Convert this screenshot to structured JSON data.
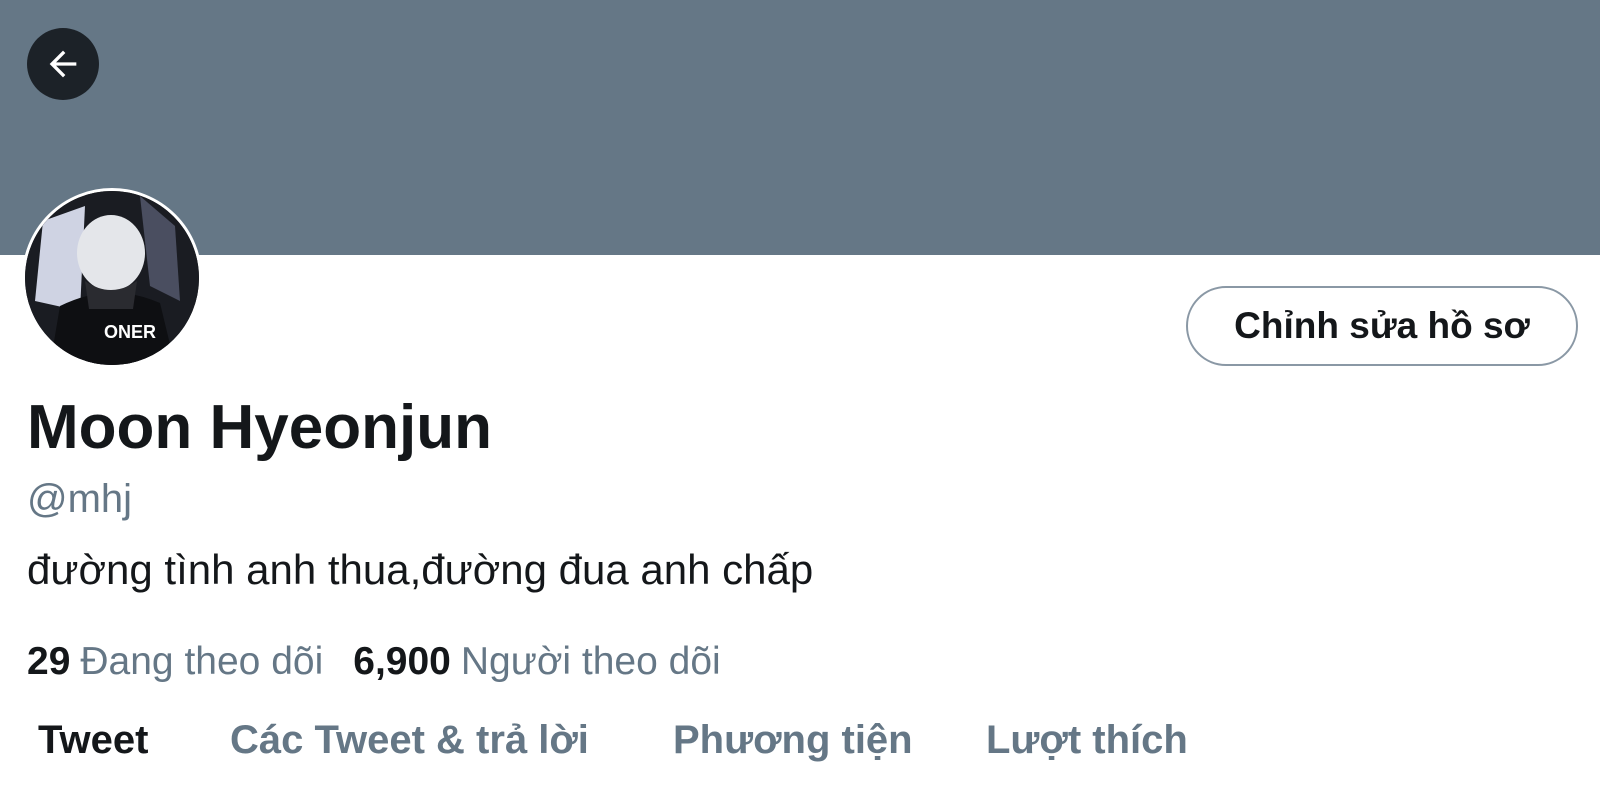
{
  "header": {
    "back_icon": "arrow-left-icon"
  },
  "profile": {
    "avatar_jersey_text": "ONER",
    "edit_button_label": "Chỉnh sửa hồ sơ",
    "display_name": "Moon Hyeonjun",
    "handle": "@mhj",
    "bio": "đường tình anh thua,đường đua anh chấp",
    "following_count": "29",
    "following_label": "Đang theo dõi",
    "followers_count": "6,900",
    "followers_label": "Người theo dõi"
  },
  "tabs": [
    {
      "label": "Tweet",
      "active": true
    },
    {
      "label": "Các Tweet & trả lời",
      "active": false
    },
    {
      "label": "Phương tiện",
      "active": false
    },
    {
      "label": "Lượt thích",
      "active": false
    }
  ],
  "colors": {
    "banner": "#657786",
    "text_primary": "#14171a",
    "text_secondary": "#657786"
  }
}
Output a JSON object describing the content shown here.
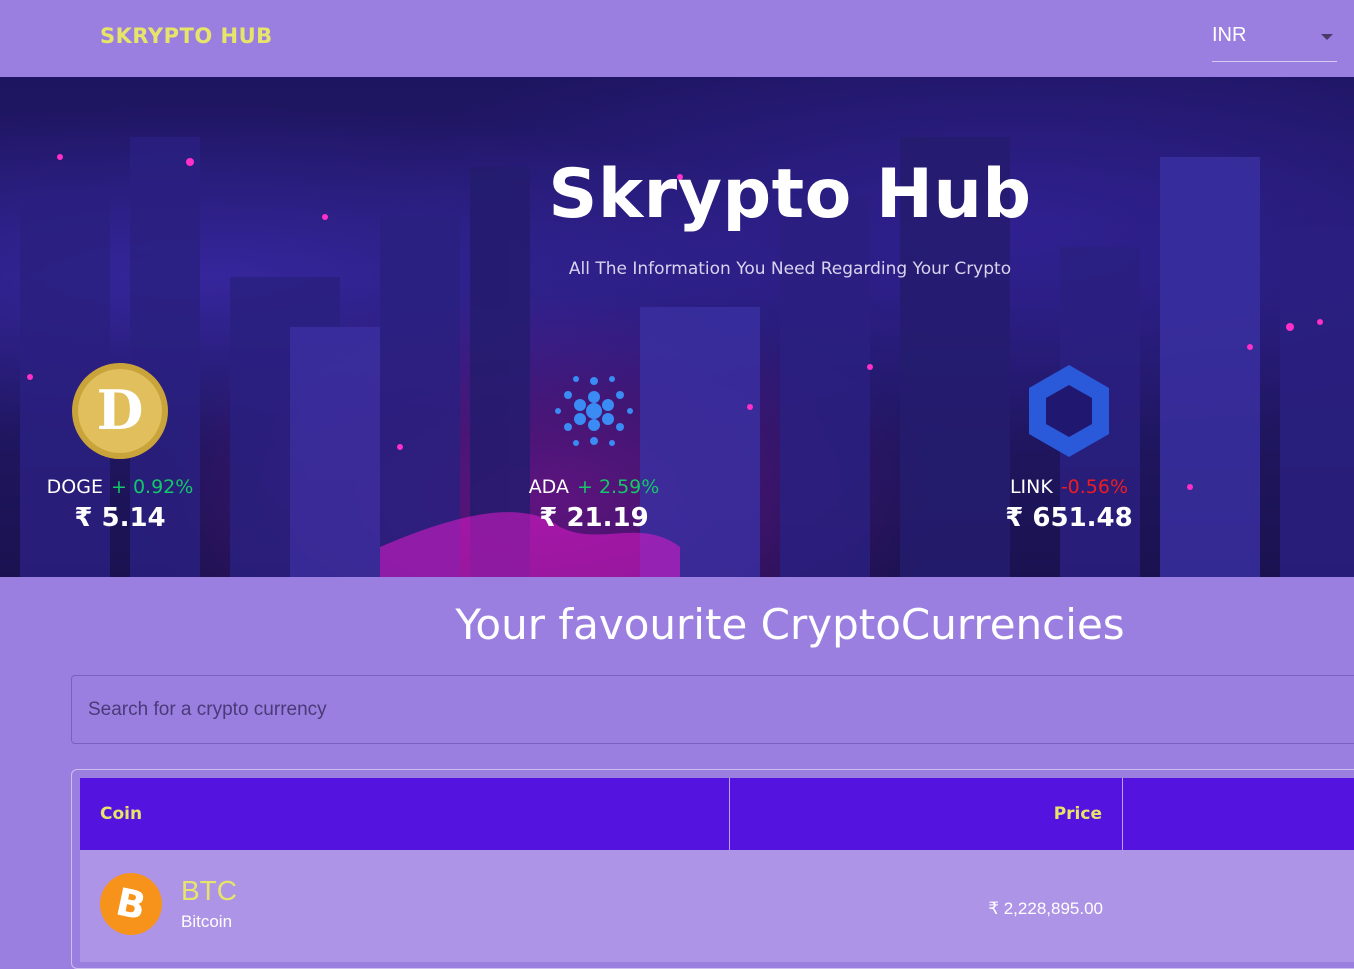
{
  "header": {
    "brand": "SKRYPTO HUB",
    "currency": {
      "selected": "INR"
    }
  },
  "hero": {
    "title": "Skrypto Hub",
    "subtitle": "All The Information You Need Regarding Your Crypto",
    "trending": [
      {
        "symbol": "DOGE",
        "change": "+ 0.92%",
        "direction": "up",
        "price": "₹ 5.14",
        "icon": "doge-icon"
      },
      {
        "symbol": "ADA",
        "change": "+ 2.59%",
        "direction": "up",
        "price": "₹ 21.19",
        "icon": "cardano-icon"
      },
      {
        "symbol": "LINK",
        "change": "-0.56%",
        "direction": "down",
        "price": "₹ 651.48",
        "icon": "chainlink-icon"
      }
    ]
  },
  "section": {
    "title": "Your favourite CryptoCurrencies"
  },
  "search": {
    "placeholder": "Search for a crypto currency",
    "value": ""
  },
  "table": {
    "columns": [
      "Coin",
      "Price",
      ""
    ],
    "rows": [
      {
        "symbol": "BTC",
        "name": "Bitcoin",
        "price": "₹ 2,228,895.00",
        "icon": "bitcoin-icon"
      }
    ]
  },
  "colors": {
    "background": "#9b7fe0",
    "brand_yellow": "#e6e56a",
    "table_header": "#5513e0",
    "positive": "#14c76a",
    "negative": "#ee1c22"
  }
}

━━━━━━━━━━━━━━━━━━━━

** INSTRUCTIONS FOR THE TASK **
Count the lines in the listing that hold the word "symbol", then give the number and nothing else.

** EXERCISE ANSWER **
4